Being a selfless sort of chap who strives to make the world a better place for my chums – and also ever more aware of the inability of the metabolism past 70 to handle more than a bit of alcohol I/we have been seeking out some non-alcoholic drinks for ourselves and our friends. Grown up drinks, that is. Not fruit juices or Coke.
We did this a few years ago and rapidly gave up. Pretty well everything east the time was, not to put too fine a word on it, insipid, unpalatable, over sweetened or foul. Sometimes all at once. This time around we have found drinks that we would offer to guests without embarrassment.
The beer industry seems to have sorted themselves out first and we have recently found several beers this year that are almost indistinguishable from the real thing. Certainly refreshing after a hard day while waiting for dinner. Probably the best to my taste is brewed here in Quebec by Boréal but there are plenty of others. I have not been able to try a non-alcoholic British-style bitter but I am sure they exist, just not where I live. Score 8/10
The trouble with dealcoholised wine remains the fact that while there are some pleasant enough options available for an evening glass on the deck they remain “thin” to the palate. On the other hand they are pretty cheap at $10 or less a bottle for the most part while a decent traditional wine is double that. The wine industry knows how to get the alcohol out but has yet to find a means to put some body and mouthfeel back. Score 5 or 6/10
Then we came across “Proxies” which are made by a company started by some food scientist types in Guelph – so a Canadian invention. They have taken a quite different approach to the question and said it’s a non-starter to make wine and then take the alcohol out. Instead they set out to devise a drink that is a proxy for wine. It comes in a wine bottle, it is devised to drink with and to complement food, it is extremely palatable but it has never been wine as such. It is based on grape and fruit juices with complex vinegars for acidity and tea for body (tannin). Most versions are decently dry, certainly none of the fruity sweetness of some alcohol alternatives. We like them a LOT and they most certainly go well with a meal. The company describes them thus “A new form of wine alternative—not dealcoholized wine, but layered blends of fruit, teas, spices, and bitters, designed to pair with food and be enjoyed in your finest stemware.” Available by mail order and rapid delivery to your door. The downside is that they are relatively expensive at about $30 a bottle so perhaps not an every day sipper but quite a revelation. Score 9/10

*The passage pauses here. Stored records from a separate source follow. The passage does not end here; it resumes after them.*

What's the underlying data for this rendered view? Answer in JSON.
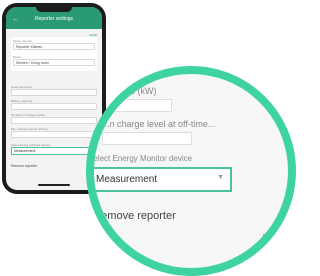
{
  "app": {
    "title": "Reporter settings",
    "back_icon": "arrow-left-icon",
    "save_label": "SAVE",
    "accent": "#2a9a74",
    "highlight": "#3fd2a2"
  },
  "form": {
    "name_label": "Name reporter",
    "name_value": "Reporter Kitchen",
    "room_label": "Room",
    "room_value": "Kitchen / Living room",
    "fields": [
      {
        "label": "Heat loss factor"
      },
      {
        "label": "Battery capacity"
      },
      {
        "label": "Number of chargers (kW)"
      },
      {
        "label": "Min. charge level at off-time..."
      }
    ],
    "zoom_fields": [
      {
        "label": "...gers (kW)"
      },
      {
        "label": "...n charge level at off-time..."
      }
    ],
    "device_label": "Select Energy Monitor device",
    "device_value": "Measurement",
    "remove_label": "Remove reporter",
    "remove_label_zoom": "...emove reporter"
  }
}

A bit of a holy grail this. I do like a G&T before dinner. Earlier this year we splashed out on a bottle of no-alcohol gin and it was utterly foul. Quite disgusting. In the end we gave it away – I don’t think it killed the recipient but we couldn’t drink it.
We has heard good things about a company in the UK called “Seedlip“. These people, like the “Proxies” wine makers, have taken the route of devising a drink that never had alcohol in it at all. Something as good as but different. I were many good reviews in the UK press and I was interested but couldn’t find it over here … until, by chance I found that it is available from that well known Canadian wine and spirits merchant trading under the name of Amazon. A bottle was ordered, some Feverfew Tonic put in the fridge and drinks were poured. Another revelation – this drink is quite remarkably excellent. Definitely a Score of 10/10
So there are some ideas for you if you wish, like us, to cut down your alcohol intake while still enjoying grown-up drinks.